Models for financing health care services provided across the continuum of care, but particular those outside the acute care system (e.g., pharmaceuticals, long-term care, home and community care), and their impacts on efficiency and equity, including the distribution of financial burden and implications for accessibility faced by patients and their families.

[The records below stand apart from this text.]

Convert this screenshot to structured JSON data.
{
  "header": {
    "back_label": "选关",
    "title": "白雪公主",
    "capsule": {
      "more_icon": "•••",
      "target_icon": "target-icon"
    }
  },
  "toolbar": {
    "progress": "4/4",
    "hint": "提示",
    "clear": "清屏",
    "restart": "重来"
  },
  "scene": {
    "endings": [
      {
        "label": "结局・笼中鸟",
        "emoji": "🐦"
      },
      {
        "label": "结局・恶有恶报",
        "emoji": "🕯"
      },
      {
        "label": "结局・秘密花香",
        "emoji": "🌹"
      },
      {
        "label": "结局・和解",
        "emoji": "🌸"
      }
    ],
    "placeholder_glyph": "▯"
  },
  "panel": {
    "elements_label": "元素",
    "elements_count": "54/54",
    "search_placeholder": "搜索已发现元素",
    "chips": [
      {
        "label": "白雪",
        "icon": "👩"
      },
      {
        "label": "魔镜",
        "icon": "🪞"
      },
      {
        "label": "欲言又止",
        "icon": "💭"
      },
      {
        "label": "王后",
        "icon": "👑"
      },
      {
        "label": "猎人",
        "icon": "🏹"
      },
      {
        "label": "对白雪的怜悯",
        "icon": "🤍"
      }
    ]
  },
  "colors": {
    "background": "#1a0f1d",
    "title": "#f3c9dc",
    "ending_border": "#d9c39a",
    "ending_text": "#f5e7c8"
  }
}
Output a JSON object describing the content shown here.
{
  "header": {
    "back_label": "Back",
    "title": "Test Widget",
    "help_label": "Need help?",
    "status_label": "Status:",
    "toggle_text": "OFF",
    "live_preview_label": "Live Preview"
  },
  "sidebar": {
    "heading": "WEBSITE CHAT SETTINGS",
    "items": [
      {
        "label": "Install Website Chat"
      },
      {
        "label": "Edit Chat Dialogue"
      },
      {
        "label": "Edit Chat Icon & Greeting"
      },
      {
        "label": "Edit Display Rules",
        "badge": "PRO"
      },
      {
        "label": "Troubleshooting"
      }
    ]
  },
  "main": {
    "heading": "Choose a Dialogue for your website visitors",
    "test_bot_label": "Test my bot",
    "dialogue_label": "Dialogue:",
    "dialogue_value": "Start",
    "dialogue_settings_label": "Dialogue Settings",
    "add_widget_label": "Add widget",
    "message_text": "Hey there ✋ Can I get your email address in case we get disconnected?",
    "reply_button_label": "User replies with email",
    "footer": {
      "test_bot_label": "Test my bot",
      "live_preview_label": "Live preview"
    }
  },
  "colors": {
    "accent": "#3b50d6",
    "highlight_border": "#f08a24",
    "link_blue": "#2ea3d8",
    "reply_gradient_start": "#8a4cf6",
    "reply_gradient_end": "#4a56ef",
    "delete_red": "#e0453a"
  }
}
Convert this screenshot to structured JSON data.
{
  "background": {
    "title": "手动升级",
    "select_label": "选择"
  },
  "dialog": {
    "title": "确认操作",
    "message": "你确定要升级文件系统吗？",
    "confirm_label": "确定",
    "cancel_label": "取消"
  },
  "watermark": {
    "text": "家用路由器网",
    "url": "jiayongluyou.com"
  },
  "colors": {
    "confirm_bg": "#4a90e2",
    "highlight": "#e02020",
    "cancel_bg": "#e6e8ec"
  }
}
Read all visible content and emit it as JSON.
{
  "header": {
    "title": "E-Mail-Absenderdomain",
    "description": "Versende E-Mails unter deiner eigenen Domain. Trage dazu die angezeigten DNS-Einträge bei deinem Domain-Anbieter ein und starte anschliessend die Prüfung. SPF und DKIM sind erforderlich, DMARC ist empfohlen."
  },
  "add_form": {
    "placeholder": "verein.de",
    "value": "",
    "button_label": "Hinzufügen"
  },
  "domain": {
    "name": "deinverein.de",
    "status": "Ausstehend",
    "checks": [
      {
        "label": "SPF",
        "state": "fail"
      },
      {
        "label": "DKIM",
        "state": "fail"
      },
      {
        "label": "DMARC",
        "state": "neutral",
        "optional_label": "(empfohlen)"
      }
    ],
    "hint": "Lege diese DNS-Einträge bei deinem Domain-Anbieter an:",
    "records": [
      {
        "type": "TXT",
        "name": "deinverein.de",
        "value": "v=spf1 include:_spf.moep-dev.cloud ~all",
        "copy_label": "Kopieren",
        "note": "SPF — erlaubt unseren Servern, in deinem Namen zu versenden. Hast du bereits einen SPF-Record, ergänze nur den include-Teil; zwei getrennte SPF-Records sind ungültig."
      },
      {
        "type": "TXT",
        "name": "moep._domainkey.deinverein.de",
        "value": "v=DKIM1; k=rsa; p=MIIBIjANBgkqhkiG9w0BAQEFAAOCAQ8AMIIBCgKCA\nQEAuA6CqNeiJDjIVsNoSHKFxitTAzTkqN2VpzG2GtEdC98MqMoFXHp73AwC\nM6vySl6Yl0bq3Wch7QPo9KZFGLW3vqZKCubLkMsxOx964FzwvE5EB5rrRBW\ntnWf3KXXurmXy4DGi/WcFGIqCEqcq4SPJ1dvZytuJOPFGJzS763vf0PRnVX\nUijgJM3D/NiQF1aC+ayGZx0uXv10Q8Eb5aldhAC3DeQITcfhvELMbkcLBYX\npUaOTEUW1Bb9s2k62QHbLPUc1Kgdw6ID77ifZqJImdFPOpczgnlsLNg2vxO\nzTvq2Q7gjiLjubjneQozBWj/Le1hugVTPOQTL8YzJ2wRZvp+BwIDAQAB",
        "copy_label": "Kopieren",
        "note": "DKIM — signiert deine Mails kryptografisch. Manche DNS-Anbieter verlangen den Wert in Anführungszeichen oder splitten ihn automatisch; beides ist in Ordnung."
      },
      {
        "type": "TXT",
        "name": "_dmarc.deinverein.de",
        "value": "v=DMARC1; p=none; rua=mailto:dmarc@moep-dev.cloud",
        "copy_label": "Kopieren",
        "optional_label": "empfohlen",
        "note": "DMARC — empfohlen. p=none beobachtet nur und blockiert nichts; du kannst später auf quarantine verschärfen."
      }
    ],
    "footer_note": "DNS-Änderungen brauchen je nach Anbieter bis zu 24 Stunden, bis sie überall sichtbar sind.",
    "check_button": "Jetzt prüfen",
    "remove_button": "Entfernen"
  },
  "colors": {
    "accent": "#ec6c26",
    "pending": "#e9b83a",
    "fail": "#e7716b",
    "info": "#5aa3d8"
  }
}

What lessons can we learn from other jurisdictions and countries about revenue sources (e.g., general tax revenue, payroll taxes, user fees, deductibles) and insurance models (e.g., public single-payer, social health insurance, private health insurance) and how should these models be adapted to work in the Canadian context?
What lessons can Canada's health sector learn from the broader empirical literature on government financing instruments and, in particular, the impact of these instruments on key economic measures such as innovation, investment in R&D, employment levels, efficiency, and equity?
Political economy of health financing in the Canadian context and its impact on public policy decision-making over time (e.g., have Canadians’ values, attitudes and interests shifted over time?).
Models for funding and remunerating health care services across the continuum of care and within specific sectors (e.g., community, primary care, hospital) and their impacts on incentivizing behaviour change and improving health and health system outcomes (e.g., cost, access, equity, efficiency). What promising practices can we learn from within Canada and abroad and how should these practices be adapted to work in the Canadian context?